One of the main problems we all faced, is that any photographs, or ideas that we have, they were already thought out before by someone else somewhere in the world, and perhaps the same photograph has been taken, but with different time and setting. Nonetheless, that should not be the reason to stop shooting, just because originality is in question. I acknowledge in this world it is very difficult to stand out and be ourselves, when almost everything has been done before. That itself poses a great challenge, what are you willing to do to make your images different, and unique from the crowd? The image above of a man selling balloons would have looked too ordinary, but I noticed that the wind was blowing. I then slowed down the shutter speed and captured the motion. The motion blur created the visual appeal in this photograph, yet the man's face was clearly sharp and in focus.

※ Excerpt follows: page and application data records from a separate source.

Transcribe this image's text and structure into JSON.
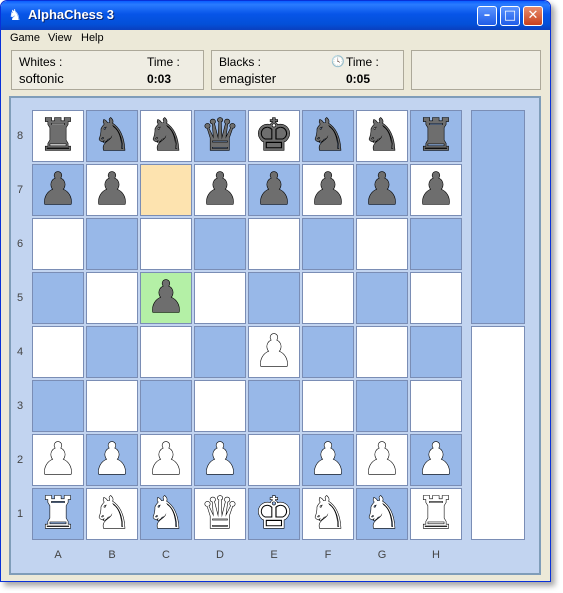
{
  "window": {
    "title": "AlphaChess 3",
    "app_icon": "♞",
    "minimize_glyph": "–",
    "maximize_glyph": "□",
    "close_glyph": "✕"
  },
  "menu": [
    "Game",
    "View",
    "Help"
  ],
  "whites": {
    "label": "Whites :",
    "player": "softonic",
    "time_label": "Time :",
    "time": "0:03"
  },
  "blacks": {
    "label": "Blacks :",
    "player": "emagister",
    "time_label": "Time :",
    "time": "0:05",
    "clock_icon": "🕓"
  },
  "board": {
    "ranks": [
      "8",
      "7",
      "6",
      "5",
      "4",
      "3",
      "2",
      "1"
    ],
    "files": [
      "A",
      "B",
      "C",
      "D",
      "E",
      "F",
      "G",
      "H"
    ],
    "rows": [
      [
        "r",
        "n",
        "n",
        "q",
        "k",
        "n",
        "n",
        "r"
      ],
      [
        "p",
        "p",
        "",
        "p",
        "p",
        "p",
        "p",
        "p"
      ],
      [
        "",
        "",
        "",
        "",
        "",
        "",
        "",
        ""
      ],
      [
        "",
        "",
        "p",
        "",
        "",
        "",
        "",
        ""
      ],
      [
        "",
        "",
        "",
        "",
        "P",
        "",
        "",
        ""
      ],
      [
        "",
        "",
        "",
        "",
        "",
        "",
        "",
        ""
      ],
      [
        "P",
        "P",
        "P",
        "P",
        "",
        "P",
        "P",
        "P"
      ],
      [
        "R",
        "N",
        "N",
        "Q",
        "K",
        "N",
        "N",
        "R"
      ]
    ],
    "last_move_from": "C7",
    "last_move_to": "C5"
  },
  "colors": {
    "light_square": "#FFFFFF",
    "dark_square": "#98B8E8",
    "move_from": "#FDE3AF",
    "move_to": "#B4F0A6",
    "frame": "#C2D4F0"
  }
}
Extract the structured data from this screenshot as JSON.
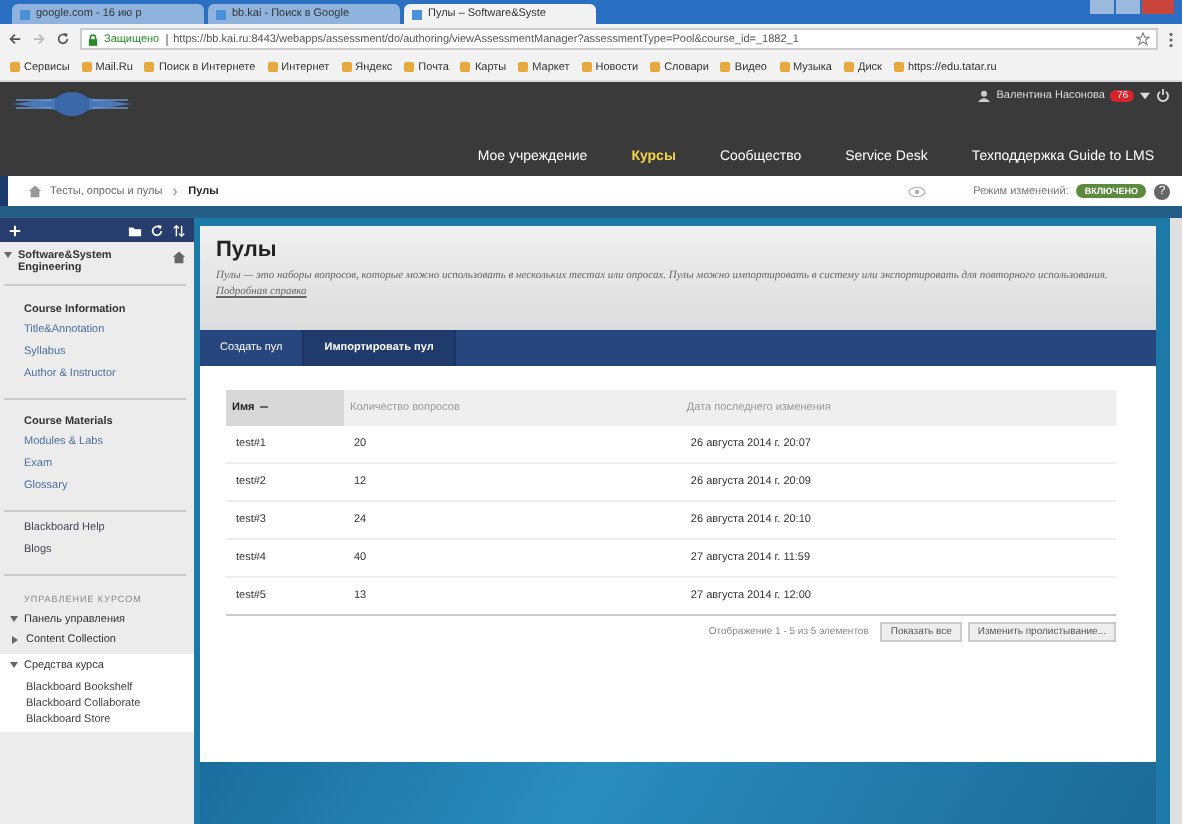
{
  "browser": {
    "tabs": [
      {
        "title": "google.com - 16 ию р",
        "selected": false
      },
      {
        "title": "bb.kai - Поиск в Google",
        "selected": false
      },
      {
        "title": "Пулы – Software&Syste",
        "selected": true
      }
    ],
    "secure_label": "Защищено",
    "url": "https://bb.kai.ru:8443/webapps/assessment/do/authoring/viewAssessmentManager?assessmentType=Pool&course_id=_1882_1",
    "bookmarks": [
      "Сервисы",
      "Mail.Ru",
      "Поиск в Интернете",
      "Интернет",
      "Яндекс",
      "Почта",
      "Карты",
      "Маркет",
      "Новости",
      "Словари",
      "Видео",
      "Музыка",
      "Диск",
      "https://edu.tatar.ru"
    ]
  },
  "header": {
    "user": "Валентина Насонова",
    "badge": "76",
    "nav": [
      {
        "label": "Мое учреждение",
        "selected": false
      },
      {
        "label": "Курсы",
        "selected": true
      },
      {
        "label": "Сообщество",
        "selected": false
      },
      {
        "label": "Service Desk",
        "selected": false
      },
      {
        "label": "Техподдержка Guide to LMS",
        "selected": false
      }
    ]
  },
  "breadcrumb": {
    "items": [
      "Тесты, опросы и пулы",
      "Пулы"
    ],
    "edit_mode_label": "Режим изменений:",
    "edit_mode": "ВКЛЮЧЕНО",
    "help": "?"
  },
  "sidebar": {
    "course": "Software&System Engineering",
    "groups": [
      {
        "heading": "Course Information",
        "items": [
          "Title&Annotation",
          "Syllabus",
          "Author & Instructor"
        ]
      },
      {
        "heading": "Course Materials",
        "items": [
          "Modules & Labs",
          "Exam",
          "Glossary"
        ]
      },
      {
        "items": [
          "Blackboard Help",
          "Blogs"
        ]
      }
    ],
    "management_heading": "УПРАВЛЕНИЕ КУРСОМ",
    "tree": [
      {
        "label": "Панель управления",
        "expanded": true
      },
      {
        "label": "Content Collection",
        "expanded": false
      },
      {
        "label": "Средства курса",
        "expanded": true,
        "children": [
          {
            "label": "Blackboard Bookshelf"
          },
          {
            "label": "Blackboard Collaborate"
          },
          {
            "label": "Blackboard Store"
          }
        ]
      }
    ]
  },
  "page": {
    "title": "Пулы",
    "description": "Пулы — это наборы вопросов, которые можно использовать в нескольких тестах или опросах. Пулы можно импортировать в систему или экспортировать для повторного использования.",
    "help_link": "Подробная справка",
    "actions": [
      "Создать пул",
      "Импортировать пул"
    ],
    "table": {
      "columns": [
        {
          "label": "Имя",
          "sorted": true
        },
        {
          "label": "Количество вопросов",
          "sorted": false
        },
        {
          "label": "Дата последнего изменения",
          "sorted": false
        }
      ],
      "rows": [
        [
          "test#1",
          "20",
          "26 августа 2014 г. 20:07"
        ],
        [
          "test#2",
          "12",
          "26 августа 2014 г. 20:09"
        ],
        [
          "test#3",
          "24",
          "26 августа 2014 г. 20:10"
        ],
        [
          "test#4",
          "40",
          "27 августа 2014 г. 11:59"
        ],
        [
          "test#5",
          "13",
          "27 августа 2014 г. 12:00"
        ]
      ]
    },
    "paging": {
      "summary": "Отображение 1 - 5 из 5 элементов",
      "buttons": [
        "Показать все",
        "Изменить пролистывание..."
      ]
    }
  }
}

One of the techniques that caught my attention the most from The Photographer's Mind was the composition using "broken frame". In this method, you do not have to show your subject in a whole, and you may choose to cut off certain parts, or only display that particular portion of your main subject, allowing the viewer's mind to play around and fill in the blanks. The exclusion of some parts of the subject surely added some mystery and curiosity, which can work very well in some situations. On ordinary days I would go to the other side of the bush and shoot the man in whole, but I decided differently, and only had the manly legs protruding out of the bush.
I think there is still a lot I need to work on especially including part of the environment surrounding the subject into the frame. It is a lot easier to just isolate the subject, and neglect the background, but having multiple subjects to work with, arranging them into a frame is a lot more complicated. There is always the question of how much to include, where is the cut-off point, will the other subjects draw the attention away from the main subject, do they work hand in hand together, supporting the main idea, or are those supplementing subjects merely distractions? Those decisions are not easily made, especially when you need to act quickly on the street.

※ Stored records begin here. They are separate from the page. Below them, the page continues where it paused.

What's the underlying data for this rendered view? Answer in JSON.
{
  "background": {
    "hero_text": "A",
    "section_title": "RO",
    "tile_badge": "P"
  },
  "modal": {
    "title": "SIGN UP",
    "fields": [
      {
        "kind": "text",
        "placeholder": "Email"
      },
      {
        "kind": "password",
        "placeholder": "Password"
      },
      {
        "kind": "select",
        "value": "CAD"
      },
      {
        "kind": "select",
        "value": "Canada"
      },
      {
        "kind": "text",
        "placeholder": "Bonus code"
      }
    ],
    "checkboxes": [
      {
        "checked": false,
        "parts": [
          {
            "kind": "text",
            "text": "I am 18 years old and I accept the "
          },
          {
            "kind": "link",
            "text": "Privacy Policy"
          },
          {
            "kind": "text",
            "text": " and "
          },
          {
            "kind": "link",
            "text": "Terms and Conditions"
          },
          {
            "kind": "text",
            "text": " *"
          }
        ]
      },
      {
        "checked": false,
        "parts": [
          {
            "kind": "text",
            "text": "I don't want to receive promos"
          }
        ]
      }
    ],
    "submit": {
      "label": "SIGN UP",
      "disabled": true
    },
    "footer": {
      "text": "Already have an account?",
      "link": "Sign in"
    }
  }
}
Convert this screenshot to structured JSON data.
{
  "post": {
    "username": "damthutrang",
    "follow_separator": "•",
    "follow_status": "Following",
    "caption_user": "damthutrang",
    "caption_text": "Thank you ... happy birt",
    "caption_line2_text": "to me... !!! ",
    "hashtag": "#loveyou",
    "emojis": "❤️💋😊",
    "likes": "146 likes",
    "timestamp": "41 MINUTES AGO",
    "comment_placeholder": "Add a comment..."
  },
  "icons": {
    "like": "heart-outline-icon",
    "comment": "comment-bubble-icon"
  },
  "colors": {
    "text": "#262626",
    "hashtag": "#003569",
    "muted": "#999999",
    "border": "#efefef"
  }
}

Cloths maketh the man
The point of having more things included in the frame rather than just the main subject is to allow the eye of the viewer to linger a little bit, and wander around the photograph, exploring the other things that help create the overall visual story. For example in this image, the hanging cloths of a vendor/stall suggests what the man was doing there, rather than having to guess the purpose of the man being there. The moveable steel frame hangers as well as the overhead light bulbs suggest that the stall is mobile, and can be setup easily. What attracted me to this photograph was the interesting patterns on the many shirts, and also how the man is almost lost or hidden by the many cloths.

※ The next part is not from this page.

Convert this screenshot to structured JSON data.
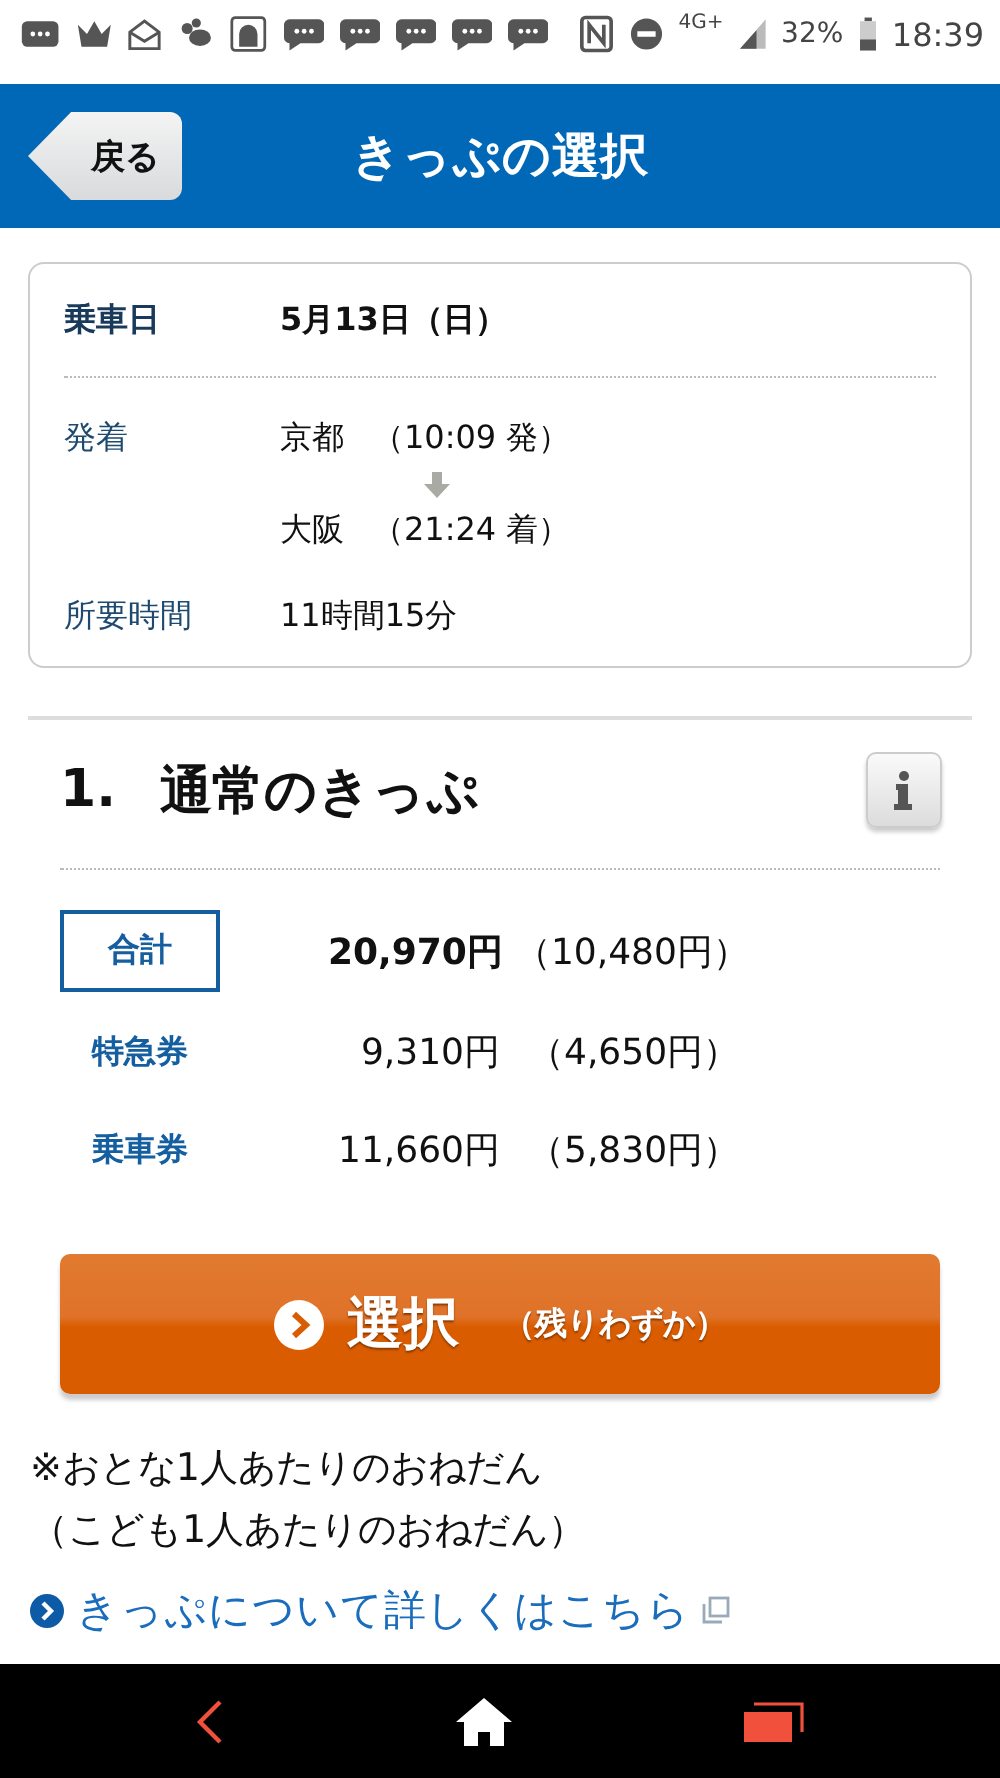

Alright this photograph is completely random and has nothing to do with anything I wanted to say, but I just wanted to show the girls because I think they are pretty and I love shooting pretty girls too. What? This is my blog and I can decide to go off topic whenever I want, and no one can say anything about that. Heh !! If you have not known me yet I can be rather random sometimes.
Why do we read books? I think partly it is to find motivation and inspiration to continue shooting, and also the "push" to see things more creatively, and produce better images. Often we can fall into the trap of staying "stagnant" because we have become comfortable of what we are always doing, and become hesitant to change. Books can usually challenge our current thoughts and opinion on photography in general, and provide us some insight on what the "successful" photographers think about, how they approach photography and how they work. Not necessarily we have to copy or imitate their style and ideas, but knowing can be a very powerful weapon. It is up to ourselves to discover our own path, what photography style and techniques to adopt, and make our images unique.
Have any of you read the Michael Freeman's The Photographer's Mind? Or do you have any other good books to recommend? Do share !!